I’ve been pondering this question since another media site for sustainability pointed its feet at the sky and said “I’m out”.
This one being JustMeans, the site that ran for a couple of years until recently, when economic reality appears to have kicked in.
If you look at the site now you can clearly see the firm is no longer really in meaningful business.
It’s not the first site of its kind to be launched with some degree of fanfare, and fall by the wayside within two years.
Of course, most of these sites and media entities I have seen come and go in the last decade have all suffered from the same problem: A business model that drives cashflow.
Right now it’s still old school products like subscriptions, conferences and reports that keep us in the black, and give me time to write this blog, plus a bit of ancillary revenue like our live debates, editorial sponsorship and so forth.
The future is online, as every social media pundit pretending to be worth their salt will tell you.
But what does that mean? So far, in classic sustainability sense, ie economic, no-one has worked out how to do it. Lots of people try, but the cashflow escapes them, even if they then delve into face-to-face products, like events, because usually they don’t know that business well enough to make it work.
The attitude often seems to be: “build it and they will come”, but they, particularly in this field, often don’t have much money, and if you don’t have a good product to sell them you’ve really got a problem.
Sustainability, if you can call it a business sector (arguably more a trade!) is not alone of course. All sorts of B2B and B2C websites have come and gone in the last 15 years.
Who might deliver online only and win/survive then?
These guys, the 2 degrees network, seem to think they have a chance.
Their PR firm just called me to ask us to write about them, but lacked any kind of compelling hook, or story to do so.
I know they have a reasonable database already (12,000) but what will make them sustainable?

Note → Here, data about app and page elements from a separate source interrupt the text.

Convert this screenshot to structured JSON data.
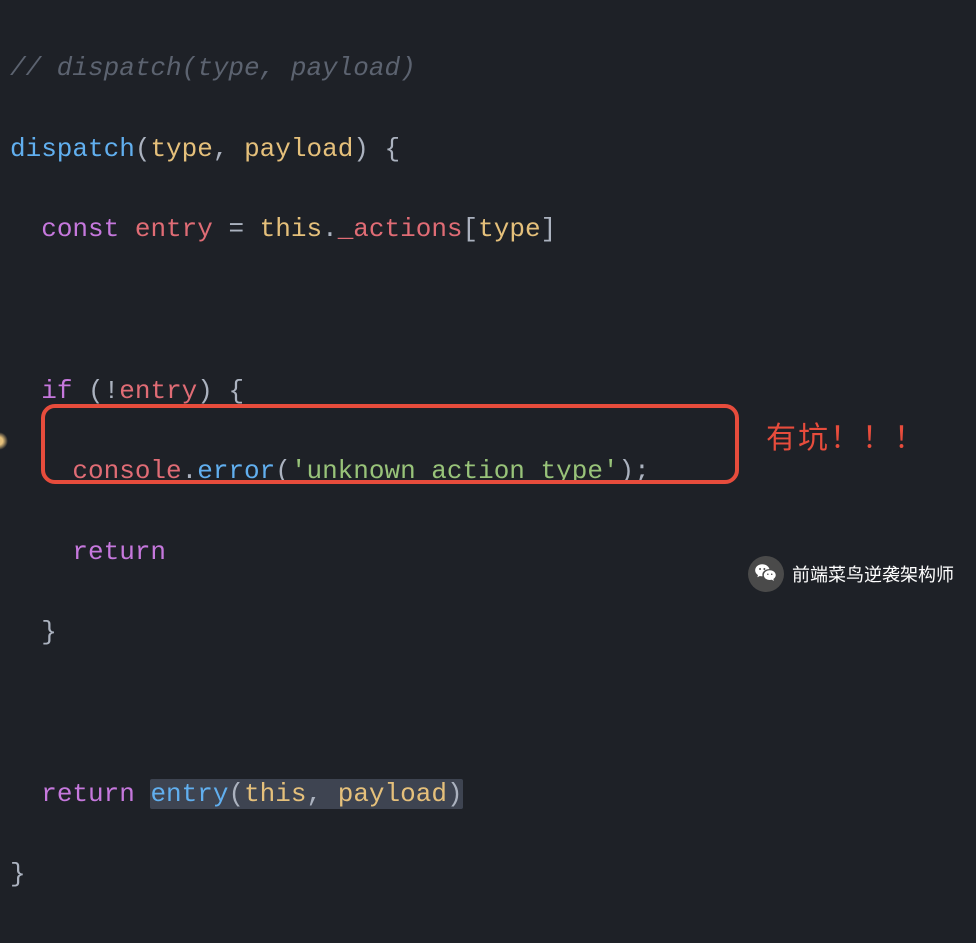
{
  "code": {
    "line1_comment": "// dispatch(type, payload)",
    "line2_fn": "dispatch",
    "line2_p1": "type",
    "line2_p2": "payload",
    "line3_const": "const",
    "line3_var": "entry",
    "line3_eq": " = ",
    "line3_this": "this",
    "line3_dot": ".",
    "line3_prop": "_actions",
    "line3_br_open": "[",
    "line3_idx": "type",
    "line3_br_close": "]",
    "line5_if": "if",
    "line5_neg": "!",
    "line5_cond": "entry",
    "line6_obj": "console",
    "line6_method": "error",
    "line6_str": "'unknown action type'",
    "line7_return": "return",
    "line10_return": "return",
    "line10_fn": "entry",
    "line10_arg1": "this",
    "line10_arg2": "payload"
  },
  "annotation": "有坑！！！",
  "watermark": "前端菜鸟逆袭架构师"
}
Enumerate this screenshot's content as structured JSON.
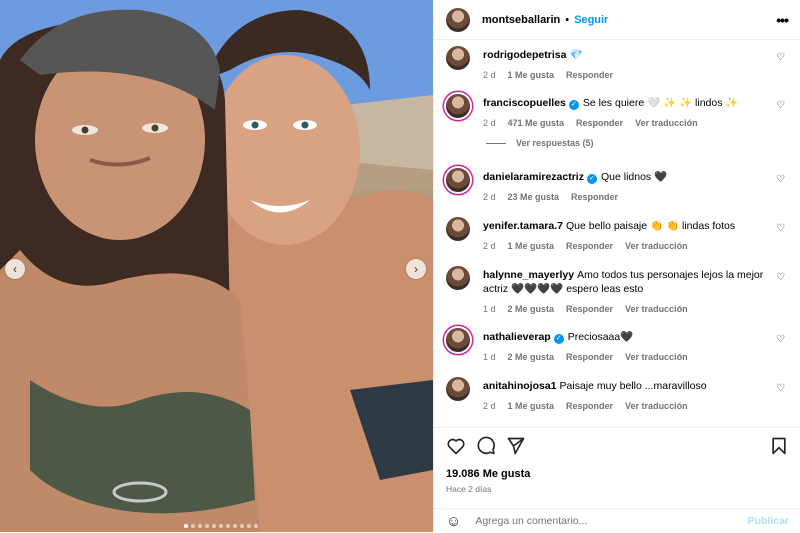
{
  "post": {
    "username": "montseballarin",
    "separator": "•",
    "follow_label": "Seguir",
    "more_label": "•••",
    "prev_label": "‹",
    "next_label": "›"
  },
  "comments": [
    {
      "username": "rodrigodepetrisa",
      "text": "💎",
      "verified": false,
      "time": "2 d",
      "likes": "1 Me gusta",
      "reply": "Responder",
      "translate": ""
    },
    {
      "username": "franciscopuelles",
      "text": "Se les quiere 🤍 ✨ ✨ lindos ✨",
      "verified": true,
      "time": "2 d",
      "likes": "471 Me gusta",
      "reply": "Responder",
      "translate": "Ver traducción"
    },
    {
      "username": "danielaramirezactriz",
      "text": "Que lidnos 🖤",
      "verified": true,
      "time": "2 d",
      "likes": "23 Me gusta",
      "reply": "Responder",
      "translate": ""
    },
    {
      "username": "yenifer.tamara.7",
      "text": "Que bello paisaje 👏 👏 lindas fotos",
      "verified": false,
      "time": "2 d",
      "likes": "1 Me gusta",
      "reply": "Responder",
      "translate": "Ver traducción"
    },
    {
      "username": "halynne_mayerlyy",
      "text": "Amo todos tus personajes lejos la mejor actriz 🖤🖤🖤🖤 espero leas esto",
      "verified": false,
      "time": "1 d",
      "likes": "2 Me gusta",
      "reply": "Responder",
      "translate": "Ver traducción"
    },
    {
      "username": "nathalieverap",
      "text": "Preciosaaa🖤",
      "verified": true,
      "time": "1 d",
      "likes": "2 Me gusta",
      "reply": "Responder",
      "translate": "Ver traducción"
    },
    {
      "username": "anitahinojosa1",
      "text": "Paisaje muy bello ...maravilloso",
      "verified": false,
      "time": "2 d",
      "likes": "1 Me gusta",
      "reply": "Responder",
      "translate": "Ver traducción"
    }
  ],
  "replies_label": "Ver respuestas (5)",
  "footer": {
    "likes": "19.086 Me gusta",
    "date": "Hace 2 días",
    "comment_placeholder": "Agrega un comentario...",
    "publish_label": "Publicar"
  },
  "colors": {
    "accent": "#0095f6",
    "muted": "#737373"
  }
}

Recurring subscriptions and corporate deals to drive online networking seems to be the business model.
The plan seems to be to create a kind of LinkedIn for sustainability, with active moderation and ‘working groups’.
These seem to be webinars and hosting corporate content and reports etc, in PDF format.
Of any of the new media businesses I have seen come and go in the space since 2001 (anyone remember Business Ethics magazine, or Tomorrow magazine? Halcyon days..) 2 degrees network may have the best chance of any of them.
The question will be: What do you need to do online that continues to drive in corporate individual cash and business licenses/deals in a sustainable way?
Webinars are known to bore people, and as a stand-alone product don’t really work financially unless sponsored. Alone, they are clearly not enough to sustain a business. Many have tried.
I suppose we’ll find out in the next couple of years. LinkedIn is apparently set soon for an IPO valued at $3.3 billion. But then they have 100 million members.
2 degrees seem to have a huge team, presumably all being paid wages, so cashflow must be a pressing concern.
I hear Tesco has asked suppliers to use it, and no doubt pay to do so. I imagine other large corporates are being given the same pitch.
If it works, it could be very interesting. But busy executives need a reason to engage online, even in a private forum.
The question is, can a website log-in compete with a conference call or phyical meeting? I have my doubts at the moment.
Good luck to them if they can make it work. Not sure I would put my money into such a firm right now, but we’ll see what happens.